The A Club for lettermen at Alabama was one of the most prestigious clubs on campus when Battle was in school there in the late 1950s and early ’60s. And back in the day, initiation into the A Club came with some pretty severe hazing, including a shaved head. One player, Joe Namath, decided that he didn’t care to endure the hazing and passed on an invitation to join the A Club. Alabama’s coach, Bear Bryant, himself a former Alabama athlete and A Club member, heard about this and called Namath into a private meeting.

Battle led the program at Tennessee from 1970 to ‘76 as one of the youngest college coaches in the country.
“I don’t know what happened in that meeting, but when Joe came out, all of the sudden he wanted to go through initiation for A Club,” said Battle, who was president of the club his senior year.

One of Battle’s best friends in sports business is Jim Host. While Battle was building his collegiate licensing business, Host was building his own multimedia rights business. But the models were drastically different. CLC paid a royalty to a school after a sale had been made, which worked for Battle’s conservative financial philosophy. Host, on the other hand, paid out millions in guarantees to his college clients and then sold the advertising and sponsorship to make his money back. Even though that model made Battle nervous, he had several conversations about partnering with Host and merging their companies.

“Jim is a much bigger risk taker than I am,” Battle said. “I don’t do well with that. I love Jim; he’s one of my favorite people and I’ve learned a lot from him. We talked about trading stock, or getting together. I was willing to seriously entertain it, so we went through the exercise. We opened our books and our numbers were pretty straightforward. Their numbers kept moving. They were based more on ‘What we’re going to do.’ I don’t want to know what you’re going to do. What are you doing right now? I got a little nervous. I didn’t see where we needed to be together.”

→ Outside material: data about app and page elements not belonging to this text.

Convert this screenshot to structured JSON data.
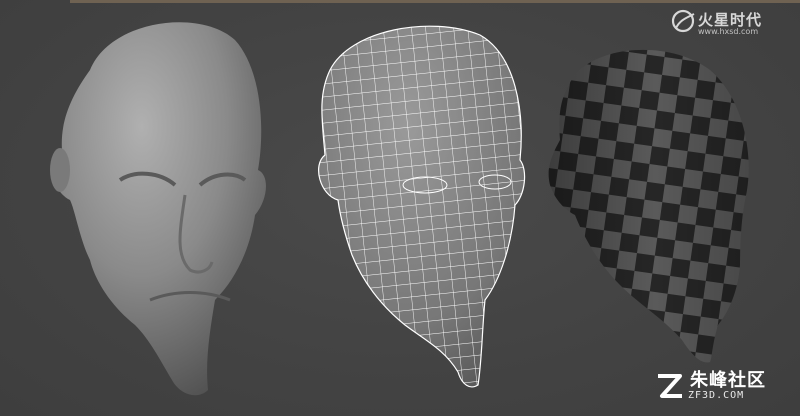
{
  "watermarks": {
    "top": {
      "brand": "火星时代",
      "url": "www.hxsd.com",
      "icon": "hxsd-logo-icon"
    },
    "bottom": {
      "brand": "朱峰社区",
      "url": "ZF3D.COM",
      "icon": "zf3d-logo-icon"
    }
  },
  "colors": {
    "background": "#444444",
    "shaded_head": "#8a8a8a",
    "wireframe_fill": "#7c7c7c",
    "wireframe_lines": "#ffffff",
    "checker_dark": "#262626",
    "checker_light": "#5a5a5a",
    "top_bar": "#6f6252"
  },
  "views": [
    {
      "name": "shaded"
    },
    {
      "name": "wireframe"
    },
    {
      "name": "checker-uv"
    }
  ]
}
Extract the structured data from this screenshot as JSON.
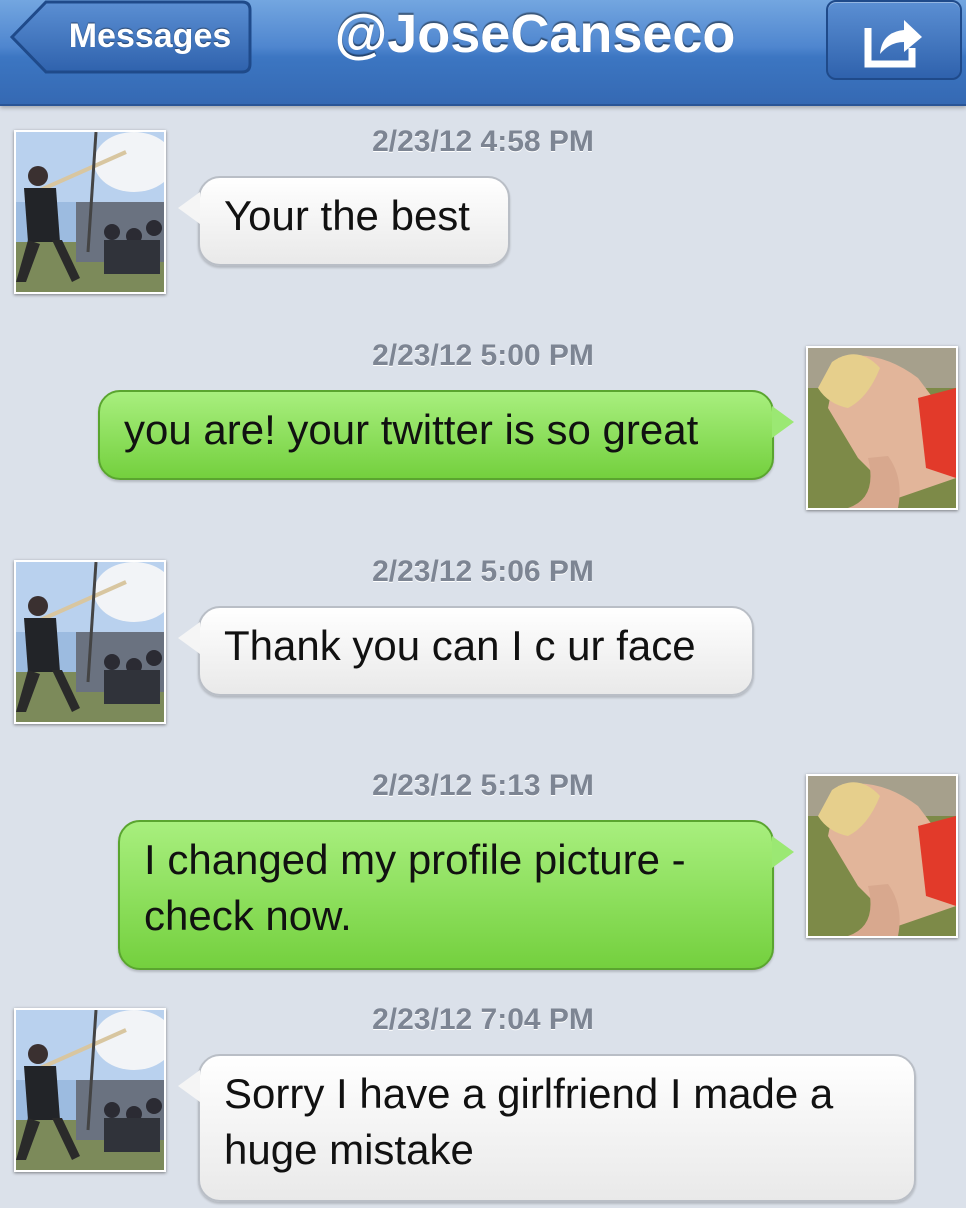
{
  "navbar": {
    "back_label": "Messages",
    "title": "@JoseCanseco",
    "share_icon": "share-arrow-icon"
  },
  "colors": {
    "navbar": "#3c76c2",
    "incoming_bubble": "#f2f2f2",
    "outgoing_bubble": "#86de55",
    "background": "#dbe1ea"
  },
  "messages": [
    {
      "timestamp": "2/23/12 4:58 PM",
      "direction": "incoming",
      "text": "Your the best",
      "avatar": "baseball-player-avatar"
    },
    {
      "timestamp": "2/23/12 5:00 PM",
      "direction": "outgoing",
      "text": "you are! your twitter is so great",
      "avatar": "user-avatar"
    },
    {
      "timestamp": "2/23/12 5:06 PM",
      "direction": "incoming",
      "text": "Thank you can I c ur face",
      "avatar": "baseball-player-avatar"
    },
    {
      "timestamp": "2/23/12 5:13 PM",
      "direction": "outgoing",
      "text": "I changed my profile picture -\ncheck now.",
      "avatar": "user-avatar"
    },
    {
      "timestamp": "2/23/12 7:04 PM",
      "direction": "incoming",
      "text": "Sorry I have a girlfriend I made a\nhuge mistake",
      "avatar": "baseball-player-avatar"
    }
  ]
}
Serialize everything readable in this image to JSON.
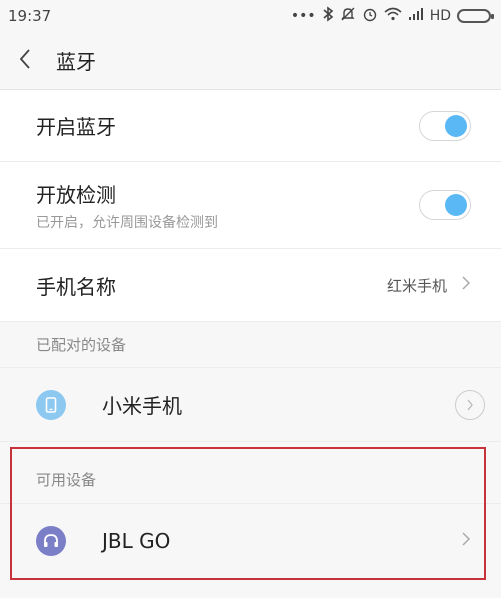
{
  "status": {
    "time": "19:37",
    "network": "HD"
  },
  "header": {
    "title": "蓝牙"
  },
  "settings": {
    "bluetooth": {
      "label": "开启蓝牙",
      "on": true
    },
    "discoverable": {
      "label": "开放检测",
      "sub": "已开启，允许周围设备检测到",
      "on": true
    },
    "phone_name": {
      "label": "手机名称",
      "value": "红米手机"
    }
  },
  "paired": {
    "section_label": "已配对的设备",
    "devices": [
      {
        "name": "小米手机",
        "icon": "phone-icon"
      }
    ]
  },
  "available": {
    "section_label": "可用设备",
    "devices": [
      {
        "name": "JBL GO",
        "icon": "headphones-icon"
      }
    ]
  },
  "colors": {
    "accent": "#5ab8f5",
    "highlight": "#c8323a",
    "headphone": "#7b7fc7",
    "phone": "#8cc8f0"
  }
}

On the decision to sell CLC to IMG in 2007 for more than $100 million, Battle said, “I would have been happy either way. I was happy to leave it the way it was, hoping my grandchildren would get in the business someday. But if you’re going to sell, the time we sold was about as good a time as you could want.”

— Michael Smith